10. How do you relax?
Grant: (barking out a laugh) Relaxing is for old people. Abby bought me a hammock for my birthday this year and I’ve lain in it once. Being idle gives me the scratch. I like to take my motorcycle out, like I said. It’s especially great now that my best buddy is back stateside. Brian and I have more fun on the bikes than two forty-year-old men ought.

11. Who is your favorite fictional character and why?
Grant: James Bond. Growing up I watched all the movies. Over and over again. I wanted to be a spy so bad I could taste it. I like the way Bond could get himself out of a situation, and he was smooth with the ladies.(rolls his eyes) I have some unfortunate examples of my teenaged-self trying out some of Bond’s suave moves on girls.

12. What is the best piece of advice you ever received?
Grant: (shifts in his seat) Well, the best piece of advice I got came from an unlikely source, my ex-wife Heather. She’s the one who gave me the kick in the pants I needed when I thought I’d lost Abby. Heather said I shouldn’t let Abby leave for her job in London without first hearing how I felt about her.

Here’s a chance to get to know Melissa:

Melissa Klein

Melissa Klein

A Risk Worth Taking was released on Amazon in October with the world wide release coming February 21st.

She’s working through the first round of edits on her next book, Her Hometown Hero, which won the Maggie Award from Georgia Romance Writers.

Melissa’s Favorite passage from the book: Grant’s eyes darkened to midnight. “I want to take care of you.”

Abby couldn’t miss the determination in his voice, or the glare that had turned her smiling Sex-On-Legs into a scowling warrior. She swallowed hard. So much for taking things slow or letting her have her space. This was a full scale invasion. “I take care of myself,” she responded then reached up to run her fingers through his hair to take the sting out of her words.
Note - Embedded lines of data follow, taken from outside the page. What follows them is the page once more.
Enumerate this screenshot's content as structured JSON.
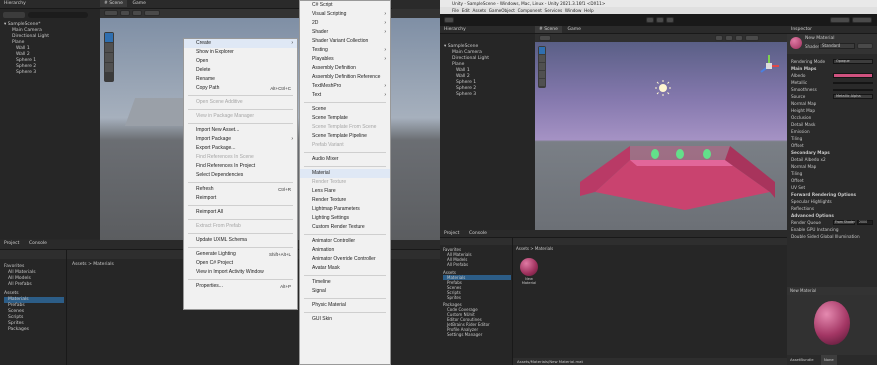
{
  "left": {
    "hierarchy_tab": "Hierarchy",
    "scene_tabs": [
      "# Scene",
      "Game"
    ],
    "hierarchy_items": [
      "SampleScene*",
      "Main Camera",
      "Directional Light",
      "Plane",
      "Wall 1",
      "Wall 2",
      "Sphere 1",
      "Sphere 2",
      "Sphere 3"
    ],
    "project_tab": "Project",
    "console_tab": "Console",
    "favorites": [
      "Favorites",
      "All Materials",
      "All Models",
      "All Prefabs"
    ],
    "assets": [
      "Assets",
      "Materials",
      "Prefabs",
      "Scenes",
      "Scripts",
      "Sprites",
      "Packages"
    ],
    "breadcrumb": "Assets > Materials",
    "context_menu": [
      {
        "label": "Create",
        "arrow": true,
        "hl": true
      },
      {
        "label": "Show in Explorer"
      },
      {
        "label": "Open"
      },
      {
        "label": "Delete"
      },
      {
        "label": "Rename"
      },
      {
        "label": "Copy Path",
        "shortcut": "Alt+Ctrl+C"
      },
      {
        "sep": true
      },
      {
        "label": "Open Scene Additive",
        "dis": true
      },
      {
        "sep": true
      },
      {
        "label": "View in Package Manager",
        "dis": true
      },
      {
        "sep": true
      },
      {
        "label": "Import New Asset..."
      },
      {
        "label": "Import Package",
        "arrow": true
      },
      {
        "label": "Export Package..."
      },
      {
        "label": "Find References In Scene",
        "dis": true
      },
      {
        "label": "Find References In Project"
      },
      {
        "label": "Select Dependencies"
      },
      {
        "sep": true
      },
      {
        "label": "Refresh",
        "shortcut": "Ctrl+R"
      },
      {
        "label": "Reimport"
      },
      {
        "sep": true
      },
      {
        "label": "Reimport All"
      },
      {
        "sep": true
      },
      {
        "label": "Extract From Prefab",
        "dis": true
      },
      {
        "sep": true
      },
      {
        "label": "Update UXML Schema"
      },
      {
        "sep": true
      },
      {
        "label": "Generate Lighting",
        "shortcut": "Shift+Alt+L"
      },
      {
        "label": "Open C# Project"
      },
      {
        "label": "View in Import Activity Window"
      },
      {
        "sep": true
      },
      {
        "label": "Properties...",
        "shortcut": "Alt+P"
      }
    ],
    "submenu": [
      {
        "label": "C# Script"
      },
      {
        "label": "Visual Scripting",
        "arrow": true
      },
      {
        "label": "2D",
        "arrow": true
      },
      {
        "label": "Shader",
        "arrow": true
      },
      {
        "label": "Shader Variant Collection"
      },
      {
        "label": "Testing",
        "arrow": true
      },
      {
        "label": "Playables",
        "arrow": true
      },
      {
        "label": "Assembly Definition"
      },
      {
        "label": "Assembly Definition Reference"
      },
      {
        "label": "TextMeshPro",
        "arrow": true
      },
      {
        "label": "Text",
        "arrow": true
      },
      {
        "sep": true
      },
      {
        "label": "Scene"
      },
      {
        "label": "Scene Template"
      },
      {
        "label": "Scene Template From Scene",
        "dis": true
      },
      {
        "label": "Scene Template Pipeline"
      },
      {
        "label": "Prefab Variant",
        "dis": true
      },
      {
        "sep": true
      },
      {
        "label": "Audio Mixer"
      },
      {
        "sep": true
      },
      {
        "label": "Material",
        "hl": true
      },
      {
        "label": "Render Texture",
        "dis": true
      },
      {
        "label": "Lens Flare"
      },
      {
        "label": "Render Texture"
      },
      {
        "label": "Lightmap Parameters"
      },
      {
        "label": "Lighting Settings"
      },
      {
        "label": "Custom Render Texture"
      },
      {
        "sep": true
      },
      {
        "label": "Animator Controller"
      },
      {
        "label": "Animation"
      },
      {
        "label": "Animator Override Controller"
      },
      {
        "label": "Avatar Mask"
      },
      {
        "sep": true
      },
      {
        "label": "Timeline"
      },
      {
        "label": "Signal"
      },
      {
        "sep": true
      },
      {
        "label": "Physic Material"
      },
      {
        "sep": true
      },
      {
        "label": "GUI Skin"
      }
    ]
  },
  "right": {
    "window_title": "Unity - SampleScene - Windows, Mac, Linux - Unity 2021.3.16f1 <DX11>",
    "menubar": [
      "File",
      "Edit",
      "Assets",
      "GameObject",
      "Component",
      "Services",
      "Window",
      "Help"
    ],
    "hierarchy_tab": "Hierarchy",
    "scene_tabs": [
      "# Scene",
      "Game"
    ],
    "hierarchy_items": [
      "SampleScene",
      "Main Camera",
      "Directional Light",
      "Plane",
      "Wall 1",
      "Wall 2",
      "Sphere 1",
      "Sphere 2",
      "Sphere 3"
    ],
    "project_tab": "Project",
    "console_tab": "Console",
    "breadcrumb": "Assets > Materials",
    "favorites": [
      "Favorites",
      "All Materials",
      "All Models",
      "All Prefabs"
    ],
    "assets": [
      "Assets",
      "Materials",
      "Prefabs",
      "Scenes",
      "Scripts",
      "Sprites",
      "Packages",
      "Code Coverage",
      "Custom NUnit",
      "Editor Coroutines",
      "JetBrains Rider Editor",
      "Profile Analyzer",
      "Settings Manager"
    ],
    "material_name": "New Material",
    "footer_path": "Assets/Materials/New Material.mat",
    "inspector_tab": "Inspector",
    "inspector_title": "New Material",
    "shader_label": "Shader",
    "shader_value": "Standard",
    "inspector_rows": [
      "Rendering Mode",
      "Main Maps",
      "Albedo",
      "Metallic",
      "Smoothness",
      "Source",
      "Normal Map",
      "Height Map",
      "Occlusion",
      "Detail Mask",
      "Emission",
      "Tiling",
      "Offset",
      "Secondary Maps",
      "Detail Albedo x2",
      "Normal Map",
      "Tiling",
      "Offset",
      "UV Set",
      "Forward Rendering Options",
      "Specular Highlights",
      "Reflections",
      "Advanced Options",
      "Render Queue",
      "Enable GPU Instancing",
      "Double Sided Global Illumination"
    ],
    "rendering_mode_value": "Opaque",
    "source_value": "Metallic Alpha",
    "render_queue_value": "From Shader",
    "render_queue_number": "2000",
    "preview_label": "New Material",
    "assetbundle_label": "AssetBundle",
    "assetbundle_value": "None"
  },
  "colors": {
    "accent_blue": "#2c5d87",
    "wall_pink": "#d4477a",
    "albedo_pink": "#d0527f",
    "sky_top": "#5a5f86",
    "sky_horizon": "#a592c4",
    "ground": "#7a7f86"
  }
}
Interesting facts:
• Inspiration for A Risk Worth Taking came to the author while helping to plan her son’s wedding.
• Parents of the author’s favorite student inspired her to write about a hero caring for his daughter with special needs.
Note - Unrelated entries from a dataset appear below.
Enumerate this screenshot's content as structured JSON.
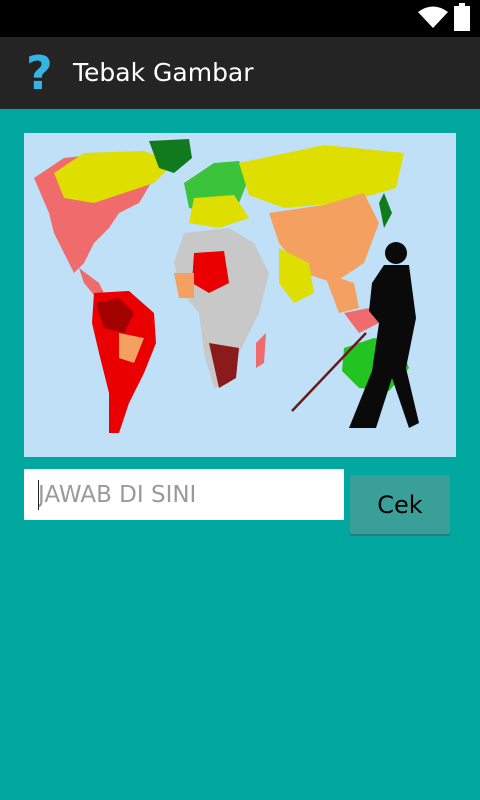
{
  "app": {
    "title": "Tebak Gambar",
    "icon": "question-mark-icon",
    "icon_glyph": "?"
  },
  "status_bar": {
    "icons": [
      "wifi-icon",
      "battery-icon"
    ]
  },
  "hero_image": {
    "description_icon": "world-map-with-blind-person-image"
  },
  "answer": {
    "placeholder": "JAWAB DI SINI",
    "value": ""
  },
  "actions": {
    "check_label": "Cek"
  },
  "colors": {
    "background": "#00a8a0",
    "action_bar": "#242424",
    "accent": "#33b5e5",
    "button": "#3a9f98"
  }
}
Facts about the book:
• While writing A Risk Worth Taking, the author made two cross country moves.
• Grant and Abby, the hero and heroine, grew up in the same small north Georgia town but didn’t meet until her son married his sister.
• The hero, Grant, participates in a dozen sports including skydiving and motorcycle racing, yet can’t move his feet in time to music.
• The heroine, Abby, won a ballet scholarship to Julliard, but gave it up when she became a single mom at nineteen.

Tag line: The groom’s mom is supposed to show up, shut up, and wear beige—so why’s Abby kissing the bride’s brother?
Hook: With Abby’s fears of repeating past mistakes and a deadline to accept a job in London looming, can Grant convince her to take a risk on their love?
Dialogue: Abby suppressed a laugh. “I haven’t had a date in two years. My son’s
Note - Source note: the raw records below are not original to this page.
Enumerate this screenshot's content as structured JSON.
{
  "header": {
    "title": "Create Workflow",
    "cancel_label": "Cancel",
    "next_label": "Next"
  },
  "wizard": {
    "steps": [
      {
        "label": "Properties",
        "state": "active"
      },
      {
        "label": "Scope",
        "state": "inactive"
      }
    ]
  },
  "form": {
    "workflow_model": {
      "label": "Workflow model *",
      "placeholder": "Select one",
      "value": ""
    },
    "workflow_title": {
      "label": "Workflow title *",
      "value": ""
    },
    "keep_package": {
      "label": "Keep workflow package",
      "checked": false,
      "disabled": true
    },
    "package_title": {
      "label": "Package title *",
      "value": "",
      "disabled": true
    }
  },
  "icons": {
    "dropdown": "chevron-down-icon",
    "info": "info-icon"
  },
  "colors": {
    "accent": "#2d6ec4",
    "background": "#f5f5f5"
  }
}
To learn more about Melissa Klein and the stories she creates go to:
To purchase A Risk Worth Taking , go to Amazon
Twitter @klein_klein344
Goodreads author page:

I hope you enjoyed meeting Grant Davis and author, Melissa Klein.

Happy Reading!

Linda Joyce

Posted in Author Interviews, New Book Release, Writing | Tagged , , , , | 2 Comments